Rent obligations remain affordable by an established standard (based on fund sources). Supportive services are not required, but Tenant Services may be made available for families.

Section 8 Vouchers

This federal program is administered by local housing authorities. Also known as Housing Choice Vouchers, eligible tenants receive vouchers they can use to help them pay for apartments in the private market. With a voucher, tenants pay between 28 and 40 percent of their household income for rent and utilities, and the housing authority pays the difference between this amount and the amount the landlord requests. In King County, Section 8 Vouchers help more than 11,000 households rent affordable private-market housing.

Shelters

Also called emergency housing. Provides temporary overnight living accommodations. Shelters often are not open during the day.

SRO

Single room occupancy units. The traditional SRO unit is a single room, usually less than 100 square feet, designed to accommodate one person. Amenities such as a bathroom, kitchen or common areas are located outside the unit and are shared with other residents. Many SROs can be found in renovated hotels in downtown Seattle and provide affordable options for recently homeless individuals linked with supportive services.

Subsidized Housing

A generic term covering all federal, state or local government programs that reduce the cost of housing for low- and moderate-income residents. Housing can be subsidized in numerous ways—giving tenants a rent voucher, helping homebuyers with down payment assistance, reducing the interest on a mortgage, providing deferred loans to help developers acquire and develop property, giving tax credits to encourage investment in low- and moderate-income housing, authorizing tax-exempt bond authority to finance the housing and/or providing ongoing assistance to reduce the operating costs of housing and others.

Public housing, project-based Section 8, Section 8 vouchers, tax credits, the State Housing Trust Fund, and Seattle Housing Levy programs are all examples of subsidized housing.

Over the years, programs have been designed to help local housing authorities, for-profit developers and builders, nonprofit organizations and public development authorities provide low-cost housing. Unfortunately, the number of people needing subsidized housing is far greater than federal, state or local funding for these programs.

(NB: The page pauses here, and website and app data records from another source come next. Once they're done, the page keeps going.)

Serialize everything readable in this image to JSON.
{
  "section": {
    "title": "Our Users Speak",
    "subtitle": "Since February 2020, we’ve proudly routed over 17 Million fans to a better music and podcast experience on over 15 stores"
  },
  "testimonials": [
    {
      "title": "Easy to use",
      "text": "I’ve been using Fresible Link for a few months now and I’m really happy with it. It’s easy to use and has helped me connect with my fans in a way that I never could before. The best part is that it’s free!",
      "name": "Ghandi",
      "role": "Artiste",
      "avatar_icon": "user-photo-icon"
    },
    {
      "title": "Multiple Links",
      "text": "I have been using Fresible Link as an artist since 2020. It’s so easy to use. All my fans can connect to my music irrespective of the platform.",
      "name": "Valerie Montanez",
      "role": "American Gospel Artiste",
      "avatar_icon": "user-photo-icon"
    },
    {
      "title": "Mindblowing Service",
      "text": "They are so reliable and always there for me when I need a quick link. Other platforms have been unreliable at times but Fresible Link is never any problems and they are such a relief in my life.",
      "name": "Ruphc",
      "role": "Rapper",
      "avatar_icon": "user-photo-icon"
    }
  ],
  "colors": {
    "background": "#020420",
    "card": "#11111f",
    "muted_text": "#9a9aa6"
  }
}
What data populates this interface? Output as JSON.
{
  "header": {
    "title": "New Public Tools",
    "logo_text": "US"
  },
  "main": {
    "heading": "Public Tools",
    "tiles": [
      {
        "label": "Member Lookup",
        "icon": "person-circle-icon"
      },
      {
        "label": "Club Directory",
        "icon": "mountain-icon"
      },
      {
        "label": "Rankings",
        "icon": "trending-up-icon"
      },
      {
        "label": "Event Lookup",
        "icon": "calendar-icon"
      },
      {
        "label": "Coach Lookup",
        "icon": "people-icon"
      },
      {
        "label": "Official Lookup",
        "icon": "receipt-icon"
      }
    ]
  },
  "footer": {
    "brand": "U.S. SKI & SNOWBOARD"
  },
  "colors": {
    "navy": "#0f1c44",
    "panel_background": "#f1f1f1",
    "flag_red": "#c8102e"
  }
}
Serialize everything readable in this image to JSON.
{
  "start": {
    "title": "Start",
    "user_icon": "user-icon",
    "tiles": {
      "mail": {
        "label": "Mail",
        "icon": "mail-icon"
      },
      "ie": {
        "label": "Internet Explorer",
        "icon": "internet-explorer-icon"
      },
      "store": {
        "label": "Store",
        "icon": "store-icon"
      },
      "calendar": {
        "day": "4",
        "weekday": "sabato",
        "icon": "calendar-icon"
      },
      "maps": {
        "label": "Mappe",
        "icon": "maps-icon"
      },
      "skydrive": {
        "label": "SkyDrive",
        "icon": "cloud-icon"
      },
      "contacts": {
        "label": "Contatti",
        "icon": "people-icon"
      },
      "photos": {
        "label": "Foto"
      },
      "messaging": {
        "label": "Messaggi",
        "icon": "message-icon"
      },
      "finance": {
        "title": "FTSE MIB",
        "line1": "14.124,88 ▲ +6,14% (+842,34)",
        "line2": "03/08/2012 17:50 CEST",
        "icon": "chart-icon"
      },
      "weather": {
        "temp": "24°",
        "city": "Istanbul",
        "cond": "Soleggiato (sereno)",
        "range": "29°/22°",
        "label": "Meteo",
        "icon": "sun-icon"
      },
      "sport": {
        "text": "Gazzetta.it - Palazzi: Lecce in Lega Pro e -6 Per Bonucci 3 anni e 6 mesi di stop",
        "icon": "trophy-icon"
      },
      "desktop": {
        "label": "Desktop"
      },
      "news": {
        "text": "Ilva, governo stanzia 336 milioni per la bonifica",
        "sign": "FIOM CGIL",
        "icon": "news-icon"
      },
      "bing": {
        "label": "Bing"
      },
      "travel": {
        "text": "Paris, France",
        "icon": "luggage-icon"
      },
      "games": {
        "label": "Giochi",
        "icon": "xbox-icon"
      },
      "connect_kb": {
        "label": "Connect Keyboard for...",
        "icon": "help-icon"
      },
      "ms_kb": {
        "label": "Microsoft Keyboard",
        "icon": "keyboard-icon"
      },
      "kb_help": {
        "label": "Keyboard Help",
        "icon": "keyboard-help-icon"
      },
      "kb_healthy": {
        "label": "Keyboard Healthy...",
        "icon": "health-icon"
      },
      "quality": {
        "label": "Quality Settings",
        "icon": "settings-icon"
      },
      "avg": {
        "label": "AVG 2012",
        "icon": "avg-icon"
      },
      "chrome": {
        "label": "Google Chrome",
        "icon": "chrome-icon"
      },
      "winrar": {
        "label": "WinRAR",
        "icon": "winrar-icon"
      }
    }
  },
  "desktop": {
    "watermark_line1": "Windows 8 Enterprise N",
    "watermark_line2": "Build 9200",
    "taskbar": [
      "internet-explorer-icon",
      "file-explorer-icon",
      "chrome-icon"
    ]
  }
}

Supportive Housing

Combines affordable housing with individualized health, counseling and employment services for persons with mental illness, chemical dependency, chronic health problems, or other challenges. Generally it is transitional housing, but it can be permanent housing in cases such as a group home for persons with mental illness or developmental disabilities.

Supportive housing is a solution to homelessness because it addresses its root causes by providing a proven, effective means of re-integrating families and individuals into the community by addressing their basic needs for housing and on-going support.

Transitional Housing

This housing model provides stability for residents who need more intensive support services. Length of stay is flexible to allow them to recover from a crisis such as homelessness or domestic violence before transitioning into permanent housing. Transitional housing providers often offer supportive services, which enable a person to transition to a more independent living situation in market rate or other permanent housing.

Low income housing providers and funders have moved away from this model, and toward permanent supportive housing or housing with transitional services due in part to difficulties for residents to secure and maintain market housing.

Vacancy Rate

The percentage of unoccupied units in a particular rental building or complex. A desirable low vacancy rate is generally considered to be 5% and factors for recently-vacated units beings prepared for the next occupants. Generally, in boom times, vacancy rates fall; while in recessions, vacancy rates rise. Low vacancy rates often are a signal for market providers to raise rents.

Waiting List

Because there is a shortage of affordable housing, many individuals and families must sign up to be on a waiting list for a particular apartment or type of affordable housing. Waiting lists in King County can be up to three years depending on location and type of subsidy offered.